While small batch means our supply may run out, you can be sure that each batch is freshly made. We craft each of our products once per year when those herbs are at their best and most vibrant. When that batch sells out, it's gone until the next batch is crafted the following year. While this may be frustrating for you, the consumer, it's also a guarantee that what you're getting was made recently, not left sitting in a warehouse or on a dusty shelf for years before getting into your hands. 

We compost all unused herbs each spring. When our herbs loose their vibrancy and aroma, they go to our chickens or directly in the compost pile to fertilize the next years's growth.  

When making large batches, companies need to be sure they don't spoil. This means many creams, lotions and serums contain synthetic preservatives. If they don't have a best before date, they absolutely contain preservatives!

Leaves and flowers should be used within one year of harvest while roots can last two years. Although this isn't a strict rule and sometimes when well sealed their potency can last longer, these standards are generally understood in the industry, whether they're adhered to or not.

I've purchased teas that were so 'dusty' and lacked all vibrancy that I composted them instead. I've also purchased salves that had the funk of expired oils although often this marker of spoilage is masked with the addition of essential oils. Alternatively, I've been pleasantly surprised when after some time a lip-balm in my purse  suddenly smelled of spoilage! It lets me know the company isn't using huge amounts of EO's or using synthetic preservatives. 

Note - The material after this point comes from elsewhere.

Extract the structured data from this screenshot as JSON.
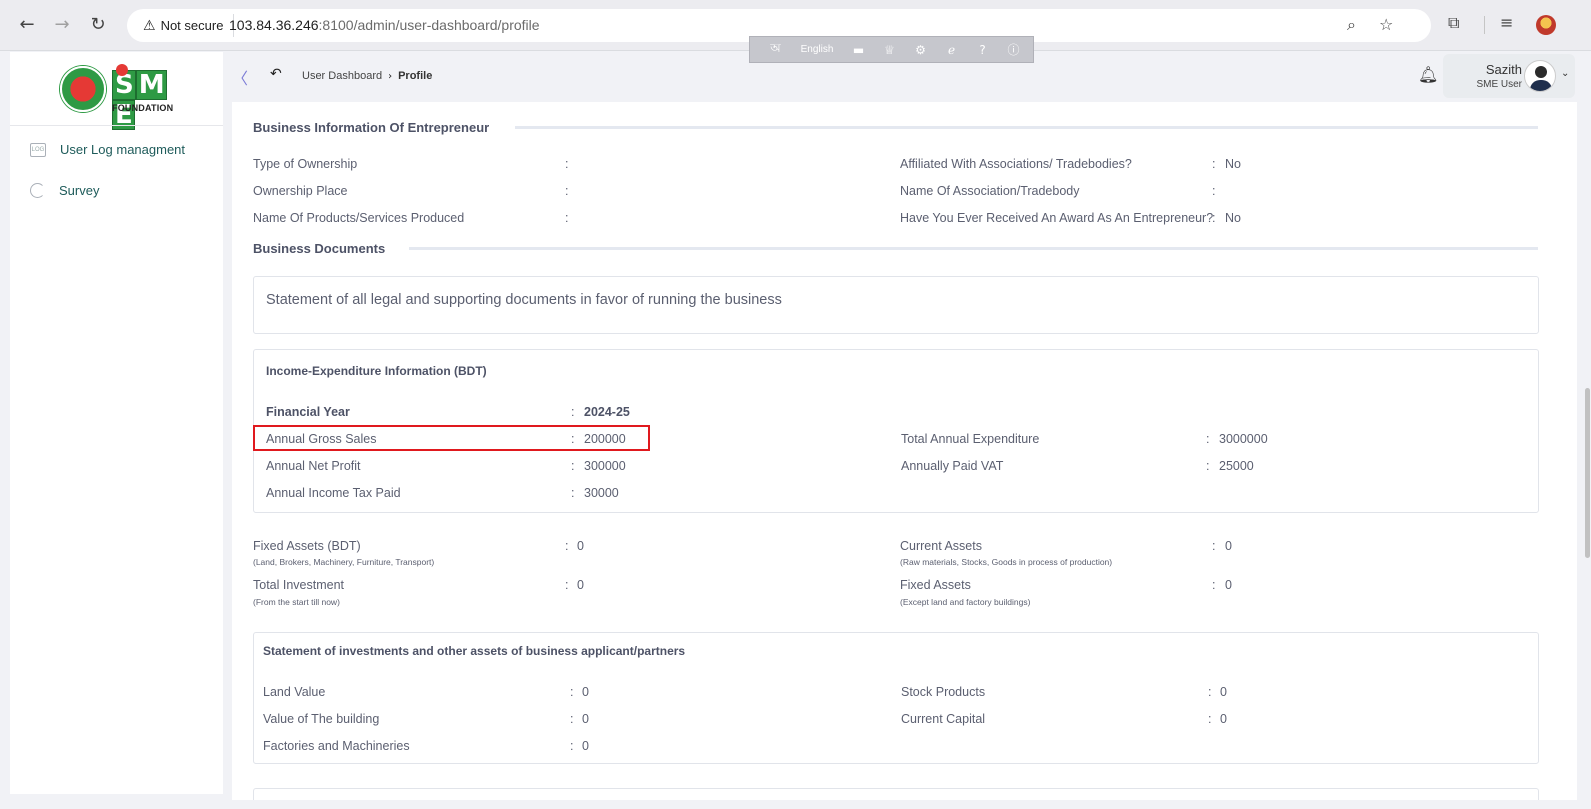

In the end, we feel that using fresh plants has provided our small batch products with the vibrancy and energy that we hoped for. And while it may not be industry standard practice, it holds to the standard of potency, efficacy and frequency we hold dear.  


To check out our latest products, go to our collection of recent additions and updates, and be sure to sign up to our newsletter for 15% off your next order. 



Previous Article Next Article